- TASK TO COMPLETE: Wherever a line in the records below contains "British", copy that line.

- DATA PROVIDED:
※ ※ ※

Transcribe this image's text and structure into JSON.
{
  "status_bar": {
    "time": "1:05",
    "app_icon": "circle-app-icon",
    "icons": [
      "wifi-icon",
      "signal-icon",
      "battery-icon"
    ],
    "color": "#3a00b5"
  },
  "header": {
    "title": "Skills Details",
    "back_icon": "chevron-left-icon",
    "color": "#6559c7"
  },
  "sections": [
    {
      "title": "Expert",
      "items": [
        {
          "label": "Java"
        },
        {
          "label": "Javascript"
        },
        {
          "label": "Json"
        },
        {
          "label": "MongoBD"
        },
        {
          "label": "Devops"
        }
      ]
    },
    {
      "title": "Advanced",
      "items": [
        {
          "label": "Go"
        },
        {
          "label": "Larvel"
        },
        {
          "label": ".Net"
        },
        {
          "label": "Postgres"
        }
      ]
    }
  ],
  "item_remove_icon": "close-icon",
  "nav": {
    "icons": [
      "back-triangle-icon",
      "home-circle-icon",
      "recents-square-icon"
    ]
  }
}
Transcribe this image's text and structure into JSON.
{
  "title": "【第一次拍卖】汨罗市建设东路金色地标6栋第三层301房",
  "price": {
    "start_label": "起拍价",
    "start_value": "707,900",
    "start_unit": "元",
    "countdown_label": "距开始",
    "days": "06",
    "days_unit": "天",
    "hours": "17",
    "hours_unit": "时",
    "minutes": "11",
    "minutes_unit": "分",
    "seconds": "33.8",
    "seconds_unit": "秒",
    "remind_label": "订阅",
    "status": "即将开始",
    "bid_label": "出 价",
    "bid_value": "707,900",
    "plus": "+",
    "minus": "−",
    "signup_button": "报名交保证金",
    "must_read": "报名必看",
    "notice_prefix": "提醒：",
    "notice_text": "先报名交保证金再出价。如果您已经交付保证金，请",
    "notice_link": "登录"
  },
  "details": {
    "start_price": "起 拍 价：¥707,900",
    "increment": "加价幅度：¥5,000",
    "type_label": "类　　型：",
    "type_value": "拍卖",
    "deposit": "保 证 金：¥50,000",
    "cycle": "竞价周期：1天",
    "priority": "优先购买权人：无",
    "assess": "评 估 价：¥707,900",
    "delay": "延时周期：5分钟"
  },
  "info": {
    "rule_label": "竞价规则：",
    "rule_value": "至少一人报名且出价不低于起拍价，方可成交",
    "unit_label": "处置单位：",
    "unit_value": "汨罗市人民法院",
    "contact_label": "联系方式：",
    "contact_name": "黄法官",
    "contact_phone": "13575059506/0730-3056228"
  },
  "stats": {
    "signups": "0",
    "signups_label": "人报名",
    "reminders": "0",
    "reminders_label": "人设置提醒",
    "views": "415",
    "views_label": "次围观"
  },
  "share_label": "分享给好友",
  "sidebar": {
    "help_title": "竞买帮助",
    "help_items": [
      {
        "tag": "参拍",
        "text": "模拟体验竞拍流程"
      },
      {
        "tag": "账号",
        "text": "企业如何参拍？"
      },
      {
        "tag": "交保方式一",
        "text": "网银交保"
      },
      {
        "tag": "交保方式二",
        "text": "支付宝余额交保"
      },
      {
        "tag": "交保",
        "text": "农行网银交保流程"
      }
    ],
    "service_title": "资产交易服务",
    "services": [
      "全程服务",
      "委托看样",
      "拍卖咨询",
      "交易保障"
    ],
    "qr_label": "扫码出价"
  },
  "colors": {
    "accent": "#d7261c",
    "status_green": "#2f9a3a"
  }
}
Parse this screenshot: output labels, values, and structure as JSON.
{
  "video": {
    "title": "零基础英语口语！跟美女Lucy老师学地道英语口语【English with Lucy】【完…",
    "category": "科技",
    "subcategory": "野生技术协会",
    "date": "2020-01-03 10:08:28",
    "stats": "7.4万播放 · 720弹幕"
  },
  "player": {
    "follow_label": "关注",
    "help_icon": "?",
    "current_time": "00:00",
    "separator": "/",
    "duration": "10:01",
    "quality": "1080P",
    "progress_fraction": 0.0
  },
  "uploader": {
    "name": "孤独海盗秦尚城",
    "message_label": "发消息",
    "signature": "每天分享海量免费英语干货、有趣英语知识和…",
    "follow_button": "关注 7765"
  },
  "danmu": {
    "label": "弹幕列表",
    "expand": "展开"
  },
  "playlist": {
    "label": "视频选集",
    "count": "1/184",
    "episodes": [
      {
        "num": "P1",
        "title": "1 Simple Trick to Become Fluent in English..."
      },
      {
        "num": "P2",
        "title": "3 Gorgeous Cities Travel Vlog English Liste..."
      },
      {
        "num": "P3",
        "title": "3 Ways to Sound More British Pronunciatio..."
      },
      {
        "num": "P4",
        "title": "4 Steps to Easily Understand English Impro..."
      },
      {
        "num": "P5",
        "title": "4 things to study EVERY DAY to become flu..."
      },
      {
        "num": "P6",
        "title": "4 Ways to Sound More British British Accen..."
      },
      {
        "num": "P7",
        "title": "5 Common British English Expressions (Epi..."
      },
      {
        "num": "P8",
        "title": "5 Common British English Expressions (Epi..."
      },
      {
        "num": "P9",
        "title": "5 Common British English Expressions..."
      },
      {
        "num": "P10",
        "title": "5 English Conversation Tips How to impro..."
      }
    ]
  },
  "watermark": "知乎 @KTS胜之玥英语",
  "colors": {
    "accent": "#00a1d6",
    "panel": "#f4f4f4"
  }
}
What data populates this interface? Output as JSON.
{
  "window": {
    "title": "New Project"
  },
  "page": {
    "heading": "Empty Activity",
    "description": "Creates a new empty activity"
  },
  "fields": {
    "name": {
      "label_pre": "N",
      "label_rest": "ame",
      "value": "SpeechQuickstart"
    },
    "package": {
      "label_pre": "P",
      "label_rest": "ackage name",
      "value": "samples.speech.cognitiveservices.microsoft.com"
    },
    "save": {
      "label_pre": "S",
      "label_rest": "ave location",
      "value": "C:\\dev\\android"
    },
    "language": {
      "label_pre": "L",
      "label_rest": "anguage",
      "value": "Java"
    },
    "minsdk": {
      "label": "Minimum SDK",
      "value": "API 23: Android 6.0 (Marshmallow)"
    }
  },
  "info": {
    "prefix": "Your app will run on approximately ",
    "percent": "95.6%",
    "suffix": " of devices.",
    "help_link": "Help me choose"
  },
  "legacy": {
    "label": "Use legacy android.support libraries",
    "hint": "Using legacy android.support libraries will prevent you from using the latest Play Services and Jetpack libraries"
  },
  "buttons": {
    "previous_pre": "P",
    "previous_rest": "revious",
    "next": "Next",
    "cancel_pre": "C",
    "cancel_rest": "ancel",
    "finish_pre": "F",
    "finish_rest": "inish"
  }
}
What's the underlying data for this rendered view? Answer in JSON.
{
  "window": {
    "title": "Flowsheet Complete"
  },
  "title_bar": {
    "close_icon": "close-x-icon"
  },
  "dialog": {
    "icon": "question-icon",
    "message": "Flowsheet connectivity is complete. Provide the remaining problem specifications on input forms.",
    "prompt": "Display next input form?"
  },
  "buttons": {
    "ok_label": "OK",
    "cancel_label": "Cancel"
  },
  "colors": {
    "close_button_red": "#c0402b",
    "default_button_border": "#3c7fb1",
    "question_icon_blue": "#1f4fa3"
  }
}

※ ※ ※

- WRITTEN SOLUTION:
        "title": "3 Ways to Sound More British Pronunciatio..."
        "title": "4 Ways to Sound More British British Accen..."
        "title": "5 Common British English Expressions (Epi..."
        "title": "5 Common British English Expressions (Epi..."
        "title": "5 Common British English Expressions..."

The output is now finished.